- Opening Delimiter -

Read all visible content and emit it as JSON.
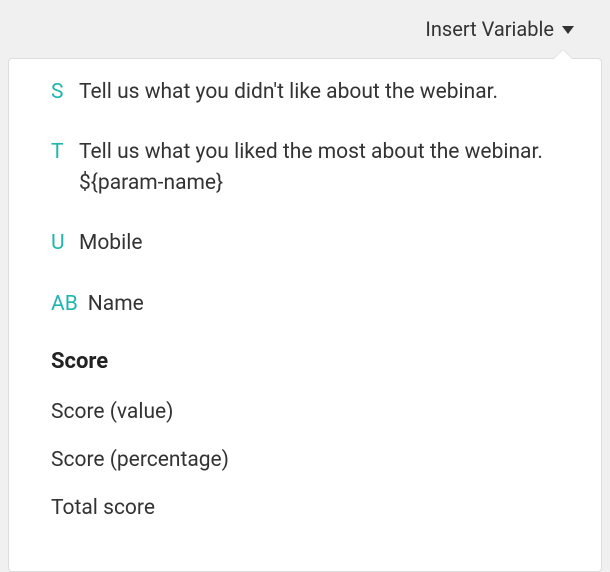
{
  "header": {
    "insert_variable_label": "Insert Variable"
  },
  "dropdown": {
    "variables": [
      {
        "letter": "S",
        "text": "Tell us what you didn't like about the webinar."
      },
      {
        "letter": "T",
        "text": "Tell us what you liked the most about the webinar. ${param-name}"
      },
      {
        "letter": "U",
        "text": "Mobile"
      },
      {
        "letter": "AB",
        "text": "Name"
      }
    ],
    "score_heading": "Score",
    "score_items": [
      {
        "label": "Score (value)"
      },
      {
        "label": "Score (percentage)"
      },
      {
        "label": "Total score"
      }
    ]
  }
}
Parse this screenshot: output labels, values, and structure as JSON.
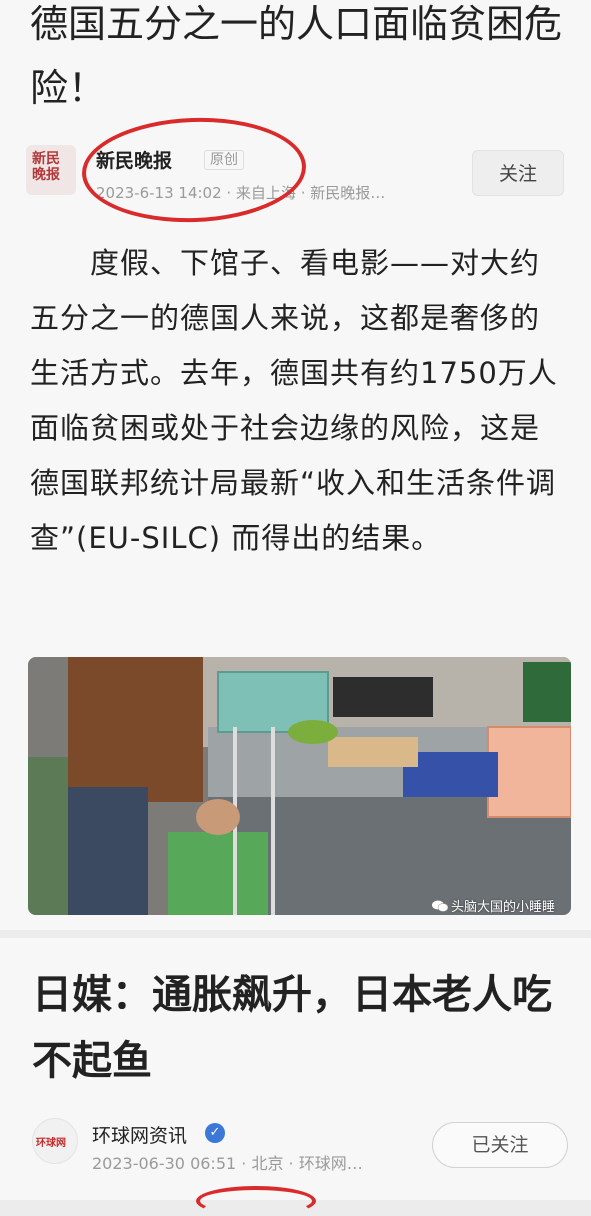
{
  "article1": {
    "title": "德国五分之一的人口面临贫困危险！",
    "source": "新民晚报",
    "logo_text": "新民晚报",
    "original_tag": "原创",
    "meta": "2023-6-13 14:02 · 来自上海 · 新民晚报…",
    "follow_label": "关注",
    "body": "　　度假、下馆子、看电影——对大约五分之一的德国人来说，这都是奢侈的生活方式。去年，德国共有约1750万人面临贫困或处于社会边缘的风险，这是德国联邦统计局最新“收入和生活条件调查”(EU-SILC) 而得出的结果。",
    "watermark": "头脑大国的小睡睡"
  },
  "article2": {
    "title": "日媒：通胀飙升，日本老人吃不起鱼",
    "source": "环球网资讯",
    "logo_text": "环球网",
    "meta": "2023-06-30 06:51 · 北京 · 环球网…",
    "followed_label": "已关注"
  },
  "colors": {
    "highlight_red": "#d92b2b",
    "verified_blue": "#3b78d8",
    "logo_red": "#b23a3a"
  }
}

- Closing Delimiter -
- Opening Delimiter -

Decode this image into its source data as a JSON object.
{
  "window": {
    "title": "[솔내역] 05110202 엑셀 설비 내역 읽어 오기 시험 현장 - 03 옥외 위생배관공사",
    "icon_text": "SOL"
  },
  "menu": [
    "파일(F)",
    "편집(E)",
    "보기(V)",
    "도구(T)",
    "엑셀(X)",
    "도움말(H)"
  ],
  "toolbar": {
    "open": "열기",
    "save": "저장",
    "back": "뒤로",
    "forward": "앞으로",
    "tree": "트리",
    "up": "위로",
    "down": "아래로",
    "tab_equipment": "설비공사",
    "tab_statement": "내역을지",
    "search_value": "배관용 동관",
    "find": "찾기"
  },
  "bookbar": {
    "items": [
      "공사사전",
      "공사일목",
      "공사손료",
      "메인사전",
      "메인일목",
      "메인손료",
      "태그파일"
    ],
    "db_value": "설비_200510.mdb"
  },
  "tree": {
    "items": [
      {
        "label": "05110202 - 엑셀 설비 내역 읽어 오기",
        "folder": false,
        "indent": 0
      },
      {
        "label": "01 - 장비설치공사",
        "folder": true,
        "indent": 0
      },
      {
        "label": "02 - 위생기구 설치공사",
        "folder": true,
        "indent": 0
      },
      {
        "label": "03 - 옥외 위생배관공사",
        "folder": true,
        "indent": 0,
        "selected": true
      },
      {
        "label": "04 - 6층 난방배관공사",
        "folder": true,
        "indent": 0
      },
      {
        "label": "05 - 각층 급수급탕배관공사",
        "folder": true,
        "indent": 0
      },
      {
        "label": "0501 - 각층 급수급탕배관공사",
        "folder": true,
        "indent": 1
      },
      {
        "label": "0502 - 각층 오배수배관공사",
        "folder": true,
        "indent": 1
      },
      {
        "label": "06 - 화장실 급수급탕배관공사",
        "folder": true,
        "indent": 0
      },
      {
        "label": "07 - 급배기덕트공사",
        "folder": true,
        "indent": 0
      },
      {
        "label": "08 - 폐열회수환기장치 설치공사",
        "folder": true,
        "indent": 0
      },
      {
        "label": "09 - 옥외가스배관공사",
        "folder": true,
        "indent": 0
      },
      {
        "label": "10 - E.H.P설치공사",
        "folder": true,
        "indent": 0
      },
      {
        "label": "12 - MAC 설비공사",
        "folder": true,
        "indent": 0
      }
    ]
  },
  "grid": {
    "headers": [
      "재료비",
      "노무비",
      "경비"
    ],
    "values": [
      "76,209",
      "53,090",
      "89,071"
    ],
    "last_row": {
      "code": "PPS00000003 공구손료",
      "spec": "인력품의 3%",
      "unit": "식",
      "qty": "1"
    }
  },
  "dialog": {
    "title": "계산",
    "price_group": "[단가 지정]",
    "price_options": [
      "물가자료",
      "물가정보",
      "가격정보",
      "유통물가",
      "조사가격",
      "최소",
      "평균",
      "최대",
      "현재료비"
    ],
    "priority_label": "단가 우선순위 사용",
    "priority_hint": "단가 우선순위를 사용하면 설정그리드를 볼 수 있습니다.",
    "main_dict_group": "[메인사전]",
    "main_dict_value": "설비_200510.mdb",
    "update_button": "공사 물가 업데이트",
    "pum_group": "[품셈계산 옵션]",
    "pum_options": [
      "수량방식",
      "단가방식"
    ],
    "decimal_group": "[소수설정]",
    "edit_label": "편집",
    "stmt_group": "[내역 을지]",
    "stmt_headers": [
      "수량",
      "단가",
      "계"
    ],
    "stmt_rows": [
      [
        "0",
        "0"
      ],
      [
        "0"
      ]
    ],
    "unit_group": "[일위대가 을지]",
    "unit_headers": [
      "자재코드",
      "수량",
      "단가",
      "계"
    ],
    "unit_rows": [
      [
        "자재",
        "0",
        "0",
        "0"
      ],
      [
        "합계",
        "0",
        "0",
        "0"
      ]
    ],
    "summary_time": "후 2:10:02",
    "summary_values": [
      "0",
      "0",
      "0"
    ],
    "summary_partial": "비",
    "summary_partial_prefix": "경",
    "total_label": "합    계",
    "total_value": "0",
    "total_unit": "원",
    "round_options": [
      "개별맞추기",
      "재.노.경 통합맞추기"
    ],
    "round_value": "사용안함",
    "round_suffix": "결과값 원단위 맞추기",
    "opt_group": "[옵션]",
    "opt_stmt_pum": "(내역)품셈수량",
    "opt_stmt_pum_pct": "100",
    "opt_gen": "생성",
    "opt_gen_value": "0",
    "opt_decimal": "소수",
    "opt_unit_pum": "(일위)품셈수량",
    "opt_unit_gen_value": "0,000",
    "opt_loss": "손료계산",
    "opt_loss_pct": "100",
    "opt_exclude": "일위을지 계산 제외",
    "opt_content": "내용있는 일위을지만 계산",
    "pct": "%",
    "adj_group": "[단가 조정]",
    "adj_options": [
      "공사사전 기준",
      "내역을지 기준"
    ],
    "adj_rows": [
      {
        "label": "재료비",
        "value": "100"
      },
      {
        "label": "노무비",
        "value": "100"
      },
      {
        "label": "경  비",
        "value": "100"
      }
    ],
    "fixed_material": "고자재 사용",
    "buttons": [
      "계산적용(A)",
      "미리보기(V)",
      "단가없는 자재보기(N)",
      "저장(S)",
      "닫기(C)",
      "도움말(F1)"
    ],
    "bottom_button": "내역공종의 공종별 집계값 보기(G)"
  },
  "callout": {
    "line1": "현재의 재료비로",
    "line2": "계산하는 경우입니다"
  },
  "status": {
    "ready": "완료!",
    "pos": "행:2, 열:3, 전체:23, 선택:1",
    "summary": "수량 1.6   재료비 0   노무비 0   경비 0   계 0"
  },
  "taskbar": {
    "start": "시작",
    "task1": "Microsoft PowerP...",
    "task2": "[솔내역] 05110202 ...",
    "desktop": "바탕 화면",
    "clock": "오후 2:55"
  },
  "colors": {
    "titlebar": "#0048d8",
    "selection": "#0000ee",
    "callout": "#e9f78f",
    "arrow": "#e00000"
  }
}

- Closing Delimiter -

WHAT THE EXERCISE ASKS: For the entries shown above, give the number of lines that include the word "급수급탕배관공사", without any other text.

EXERCISE RESULT: 3